We shall use the following terminology. Let $\mathbb{R} / \mathbb{Z}$ be identified with the interval $[0,1]/\sim$ (with addition modulo 1 ) and let $\lambda$ denote the normalized Haar measure on $\mathbb{R} / \mathbb{Z} \cong[0,1]$. If $n \in \mathbb{N}$ and $x \in[0,1]$, we write

$$

\varphi_n(x):=\varphi(x)+\varphi({x+\alpha})+\cdots+\varphi({x+(n-1) \alpha}),

$$

where ${\cdot}$ denotes the fractional part.

A key point to grasp is whether $\phi(0)=\phi(1)$, as this essentially reflects whether the rotation degree of the system implies an average energy of zero, indicating no rotation occurs. If $\phi(0)\neq \phi(1)$, it suggests that the energy of the dynamical system changes over time, indicating a spatial gauge variation across the circle.

It is important to note that the two scenarios are different. If $\phi(0)=\phi(1)$, the energy remains constant throughout the dynamical system’s evolution. However, if $\phi(0)\neq \phi(1)$, there will be an energy change, which is a gauge variation in the fiber bundle.

These considerations naturally lead to questions about the dynamics of the system: whether it is stationary or not, whether a point will diffuse or conserve energy, It is well-known that the following two questions are closely related to the ergodicity of skew products of the type $T_{\phi}$ and what can be said about the limit points of the system, which are crucial for understanding the dynamics.

These two questions are of interest in the theory of uniform distribution modulo 1 as well.

**Connection Between Weyl Sum and Ergodicity**

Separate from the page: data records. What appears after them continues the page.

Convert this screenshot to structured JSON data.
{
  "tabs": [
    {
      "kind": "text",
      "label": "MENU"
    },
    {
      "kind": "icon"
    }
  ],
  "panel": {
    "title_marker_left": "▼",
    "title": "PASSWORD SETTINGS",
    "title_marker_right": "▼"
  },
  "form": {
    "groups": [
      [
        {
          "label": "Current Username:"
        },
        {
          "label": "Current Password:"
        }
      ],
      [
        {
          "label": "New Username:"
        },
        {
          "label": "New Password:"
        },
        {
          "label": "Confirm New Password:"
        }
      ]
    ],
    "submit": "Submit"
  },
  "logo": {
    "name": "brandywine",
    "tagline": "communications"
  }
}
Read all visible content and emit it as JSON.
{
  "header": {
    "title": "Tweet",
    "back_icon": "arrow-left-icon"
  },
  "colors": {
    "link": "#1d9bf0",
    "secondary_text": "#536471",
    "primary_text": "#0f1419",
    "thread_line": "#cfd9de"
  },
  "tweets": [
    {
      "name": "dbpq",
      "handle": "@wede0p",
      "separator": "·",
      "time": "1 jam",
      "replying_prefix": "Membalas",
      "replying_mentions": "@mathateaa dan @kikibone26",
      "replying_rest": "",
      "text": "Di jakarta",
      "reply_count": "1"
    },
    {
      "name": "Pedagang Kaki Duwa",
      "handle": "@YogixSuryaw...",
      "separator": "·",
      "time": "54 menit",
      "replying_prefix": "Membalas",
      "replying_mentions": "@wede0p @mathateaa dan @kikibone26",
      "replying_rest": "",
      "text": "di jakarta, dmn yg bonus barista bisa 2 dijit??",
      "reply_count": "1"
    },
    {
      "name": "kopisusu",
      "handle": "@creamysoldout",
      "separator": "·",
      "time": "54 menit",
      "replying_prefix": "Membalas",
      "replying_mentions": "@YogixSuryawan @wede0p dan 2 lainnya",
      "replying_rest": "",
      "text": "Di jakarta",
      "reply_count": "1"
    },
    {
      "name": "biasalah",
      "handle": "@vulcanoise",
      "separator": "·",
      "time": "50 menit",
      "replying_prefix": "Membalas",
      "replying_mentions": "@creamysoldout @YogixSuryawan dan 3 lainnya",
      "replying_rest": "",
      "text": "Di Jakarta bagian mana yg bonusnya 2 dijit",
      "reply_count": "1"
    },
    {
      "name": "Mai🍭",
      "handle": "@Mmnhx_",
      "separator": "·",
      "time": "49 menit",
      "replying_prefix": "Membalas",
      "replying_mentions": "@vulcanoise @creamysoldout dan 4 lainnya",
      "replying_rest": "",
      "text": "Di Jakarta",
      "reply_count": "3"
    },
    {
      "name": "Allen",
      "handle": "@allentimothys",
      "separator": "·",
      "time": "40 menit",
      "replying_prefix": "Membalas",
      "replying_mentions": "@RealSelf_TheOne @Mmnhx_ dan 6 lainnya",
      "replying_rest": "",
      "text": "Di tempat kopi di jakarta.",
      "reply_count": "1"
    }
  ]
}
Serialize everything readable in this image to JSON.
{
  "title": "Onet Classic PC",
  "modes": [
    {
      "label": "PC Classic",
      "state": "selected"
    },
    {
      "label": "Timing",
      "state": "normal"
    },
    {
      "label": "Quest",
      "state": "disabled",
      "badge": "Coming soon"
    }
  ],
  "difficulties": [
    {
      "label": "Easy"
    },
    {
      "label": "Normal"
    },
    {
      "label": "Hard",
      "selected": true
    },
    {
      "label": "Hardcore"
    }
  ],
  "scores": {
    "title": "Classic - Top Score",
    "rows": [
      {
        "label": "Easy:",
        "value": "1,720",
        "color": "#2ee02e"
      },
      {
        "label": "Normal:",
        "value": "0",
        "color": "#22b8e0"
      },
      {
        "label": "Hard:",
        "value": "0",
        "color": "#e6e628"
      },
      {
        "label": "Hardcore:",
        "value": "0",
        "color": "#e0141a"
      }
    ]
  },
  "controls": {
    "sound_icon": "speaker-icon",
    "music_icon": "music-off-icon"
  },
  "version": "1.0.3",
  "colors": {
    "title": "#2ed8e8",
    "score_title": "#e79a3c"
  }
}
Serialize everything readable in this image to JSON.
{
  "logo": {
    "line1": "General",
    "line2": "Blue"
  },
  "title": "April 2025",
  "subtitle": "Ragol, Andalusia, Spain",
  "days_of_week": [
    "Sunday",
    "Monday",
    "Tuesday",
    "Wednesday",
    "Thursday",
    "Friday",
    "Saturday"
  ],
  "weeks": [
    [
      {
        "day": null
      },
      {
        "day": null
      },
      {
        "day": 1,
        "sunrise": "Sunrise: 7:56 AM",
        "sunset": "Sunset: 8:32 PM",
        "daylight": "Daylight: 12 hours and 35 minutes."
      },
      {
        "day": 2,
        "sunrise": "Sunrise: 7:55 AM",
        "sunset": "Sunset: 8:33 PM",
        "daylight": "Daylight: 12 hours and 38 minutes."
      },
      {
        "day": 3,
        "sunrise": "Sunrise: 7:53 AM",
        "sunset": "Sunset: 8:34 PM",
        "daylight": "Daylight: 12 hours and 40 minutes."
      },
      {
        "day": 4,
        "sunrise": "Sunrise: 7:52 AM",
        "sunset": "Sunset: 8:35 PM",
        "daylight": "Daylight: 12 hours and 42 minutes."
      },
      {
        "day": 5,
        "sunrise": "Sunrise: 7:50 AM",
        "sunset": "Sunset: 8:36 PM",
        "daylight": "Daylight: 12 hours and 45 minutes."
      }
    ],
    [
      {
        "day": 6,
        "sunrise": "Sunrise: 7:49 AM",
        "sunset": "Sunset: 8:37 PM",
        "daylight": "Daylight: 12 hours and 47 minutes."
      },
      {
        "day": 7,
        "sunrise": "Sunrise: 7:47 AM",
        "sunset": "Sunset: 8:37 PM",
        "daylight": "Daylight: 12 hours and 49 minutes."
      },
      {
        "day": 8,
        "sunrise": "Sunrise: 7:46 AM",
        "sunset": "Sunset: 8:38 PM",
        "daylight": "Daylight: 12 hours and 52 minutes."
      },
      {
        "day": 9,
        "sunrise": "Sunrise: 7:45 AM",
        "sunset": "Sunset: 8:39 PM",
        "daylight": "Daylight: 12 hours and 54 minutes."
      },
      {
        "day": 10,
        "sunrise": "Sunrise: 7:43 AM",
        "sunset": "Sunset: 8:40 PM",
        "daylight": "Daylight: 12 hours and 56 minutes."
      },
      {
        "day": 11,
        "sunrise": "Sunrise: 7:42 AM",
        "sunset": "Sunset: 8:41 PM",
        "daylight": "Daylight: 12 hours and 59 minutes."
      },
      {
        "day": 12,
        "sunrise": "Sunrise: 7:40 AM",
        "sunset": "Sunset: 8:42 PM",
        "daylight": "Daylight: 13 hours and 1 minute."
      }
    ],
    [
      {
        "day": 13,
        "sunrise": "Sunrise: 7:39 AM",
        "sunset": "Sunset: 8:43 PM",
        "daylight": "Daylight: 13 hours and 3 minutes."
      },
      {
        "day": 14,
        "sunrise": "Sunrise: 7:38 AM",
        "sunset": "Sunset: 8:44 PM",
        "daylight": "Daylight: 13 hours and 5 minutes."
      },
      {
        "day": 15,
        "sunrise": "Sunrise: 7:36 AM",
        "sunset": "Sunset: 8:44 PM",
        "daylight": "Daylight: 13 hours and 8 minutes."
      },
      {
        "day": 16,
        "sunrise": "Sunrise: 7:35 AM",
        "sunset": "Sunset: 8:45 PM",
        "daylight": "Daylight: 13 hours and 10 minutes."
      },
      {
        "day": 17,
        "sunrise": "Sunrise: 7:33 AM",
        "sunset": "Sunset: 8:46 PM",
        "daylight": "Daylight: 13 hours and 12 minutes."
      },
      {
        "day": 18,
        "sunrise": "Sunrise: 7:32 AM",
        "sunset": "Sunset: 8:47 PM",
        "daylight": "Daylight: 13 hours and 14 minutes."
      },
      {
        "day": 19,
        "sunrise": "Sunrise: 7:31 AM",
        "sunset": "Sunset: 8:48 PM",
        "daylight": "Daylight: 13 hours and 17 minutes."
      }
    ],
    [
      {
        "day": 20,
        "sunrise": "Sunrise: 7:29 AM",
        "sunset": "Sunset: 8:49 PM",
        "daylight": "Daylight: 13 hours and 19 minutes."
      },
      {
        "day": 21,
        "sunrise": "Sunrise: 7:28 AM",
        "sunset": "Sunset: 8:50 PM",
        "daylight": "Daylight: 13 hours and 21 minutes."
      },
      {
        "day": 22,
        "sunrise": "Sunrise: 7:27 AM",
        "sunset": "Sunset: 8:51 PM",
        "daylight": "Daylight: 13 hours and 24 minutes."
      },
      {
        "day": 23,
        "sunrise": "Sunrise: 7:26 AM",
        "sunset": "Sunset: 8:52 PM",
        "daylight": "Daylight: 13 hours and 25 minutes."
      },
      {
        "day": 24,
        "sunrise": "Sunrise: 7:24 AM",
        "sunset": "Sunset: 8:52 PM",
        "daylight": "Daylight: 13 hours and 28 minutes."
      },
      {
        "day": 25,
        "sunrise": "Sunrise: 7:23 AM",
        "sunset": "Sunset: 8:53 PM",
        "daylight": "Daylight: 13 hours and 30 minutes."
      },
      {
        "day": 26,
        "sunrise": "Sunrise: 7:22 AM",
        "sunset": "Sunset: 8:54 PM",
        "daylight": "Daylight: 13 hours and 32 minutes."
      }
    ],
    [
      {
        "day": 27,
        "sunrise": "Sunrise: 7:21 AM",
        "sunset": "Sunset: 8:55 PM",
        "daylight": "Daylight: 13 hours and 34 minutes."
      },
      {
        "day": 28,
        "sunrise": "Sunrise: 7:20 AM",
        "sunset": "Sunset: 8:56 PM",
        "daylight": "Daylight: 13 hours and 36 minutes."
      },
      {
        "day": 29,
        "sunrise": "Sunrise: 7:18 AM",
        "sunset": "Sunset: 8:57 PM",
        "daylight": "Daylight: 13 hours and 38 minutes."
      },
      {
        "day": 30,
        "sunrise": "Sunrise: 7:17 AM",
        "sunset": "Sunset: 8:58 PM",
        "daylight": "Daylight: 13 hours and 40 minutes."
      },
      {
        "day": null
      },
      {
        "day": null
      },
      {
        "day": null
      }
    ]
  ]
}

Regarding the relationship between this problem and the Weyl sum, in the end, you can reduce it to a problem of bounding the Weyl sum. However, this reduction itself is not so trivial and involves some calculations, but at once you are able to bound the Weyl sum, the non-trivial bound of the Weyl sum will at least provide some results for these two problems.